I have been slightly obsessed lately with all the reclaimed wood art. But wood is a little out of my comfort zone. I mean it’s hard core compared to the stuff I sold in my Etsy shop – it’s heavy and you have to do stuff to it that has the word “power” in front of it like power sanding, power sawing, etc. BUT… I LOVE the signs!!
I saw a few on Etsy that were cute, but they weren’t big enough and also since I’m cheap, I didn’t want to pay for them when I knew I could make one.
I scoured Pinterest and pinned several different things that would help me do what I wanted to do, but they weren’t all in one place, so I thought I would write this post in case someone wants to make one on a budget and without any fancy machines.
The first step was to get some wood. A friend of mine gave me a tip to check local nurseries (you can also check construction areas where they are building new homes or Craigslist). So the next day I was driving by the one by my house and lo and behold, a shipping pallet was just sitting in their trash pile! I walked in and asked if I could have it. They reluctantly said yes, but did not offer to help me load it. (I guess I can’t really complain though since it’s free??) Anyway pallets are deceptively heavy, but I managed to get it loaded into the back of my SUV by myself. Also, if you can’t find any pallets for free, the guy at Lowe’s told me they sell them for $10.
Next, I needed the pallet broken apart WITHOUT breaking any of the wood. I tried a little and it didn’t budge, so that’s where the husband came in. It was pretty tough since pallets aren’t made to come apart (I found out), but he got it done!
I sanded the pieces down (by hand), but not much because I wanted that distressed look. Next, I stained all of the pieces I wanted to use. I ended up using seven boards. For the stain, I used Minwax Dark Walnut. They aren’t kidding when they say dark. But our hardwood floors are REALLY dark, so I wanted it to go with them. After I brushed on the stain, I wiped it off with an old cloth. Then to lighten it up even more, I sanded it lightly when the stain dried.
Now I needed to get them to all the stay together. Rustin rounded up some spare wood for me and I thought I would just nail it to the back. Well I didn’t get small enough nails and they went through the front, so I just decided to do wood glue. (There is a picture of the back when I show how I attached the D-rings to hang it.)
And the part that was stressing me out the most – the lettering. I have the handwriting of a 3rd grader, so free-handing was not an option. I could have went out and bought a Cricut or Silhouette, but spending an extra $200 would have really blown the idea of doing a “thrifty” project. Luckily I found this tutorial and it worked perfectly! So I just figured out the size font I wanted, printed it out, cut the letters out, scribbled chalk on the back and traced over each letter with a pencil. Then it left the chalk line and I could paint it from there. (She goes into more detail in the tutorial.) You can tell my lettering isn’t perfect, but hey, it’s handmade.
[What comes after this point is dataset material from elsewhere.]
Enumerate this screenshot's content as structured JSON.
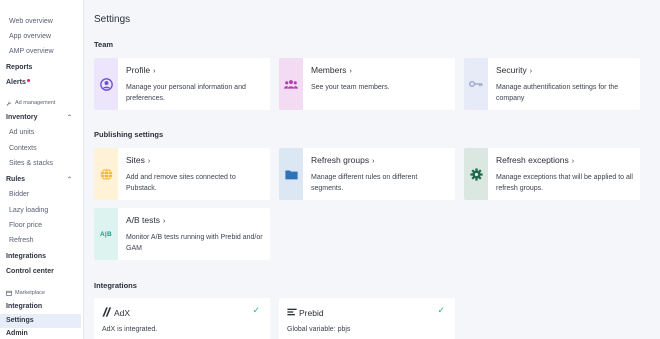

About the verse – it is from a favorite hymn of mine – Come, Thou Fount of Every Blessing. Rustin and I went back and forth on what to write. (It was comparable to what we went through when we were naming our CHILD.) We thought about a Bible verse, but for some reason I really wanted a line from a hymn. It’s funny that it’s musical and I don’t have a musical bone in my body – pretty sure my singing can break glass – but I love music! Every time I see the sign, I start singing that hymn. And did anyone notice the typo?? Oops! For years I thought it was “sing thy praise.” I found out it was “grace” a couple of years ago, but I guess old habits die hard. Luckily I caught it before I painted it!
Then I just hung it using two D-rings and picture wire.
So the cost breakdown was:
Pallet – free
Paint – already had
Stain – about $7
Chalk – 77 cents
D-Rings – about $3
So the total was about $11 for a 26″ x 40″ personalized wood sign.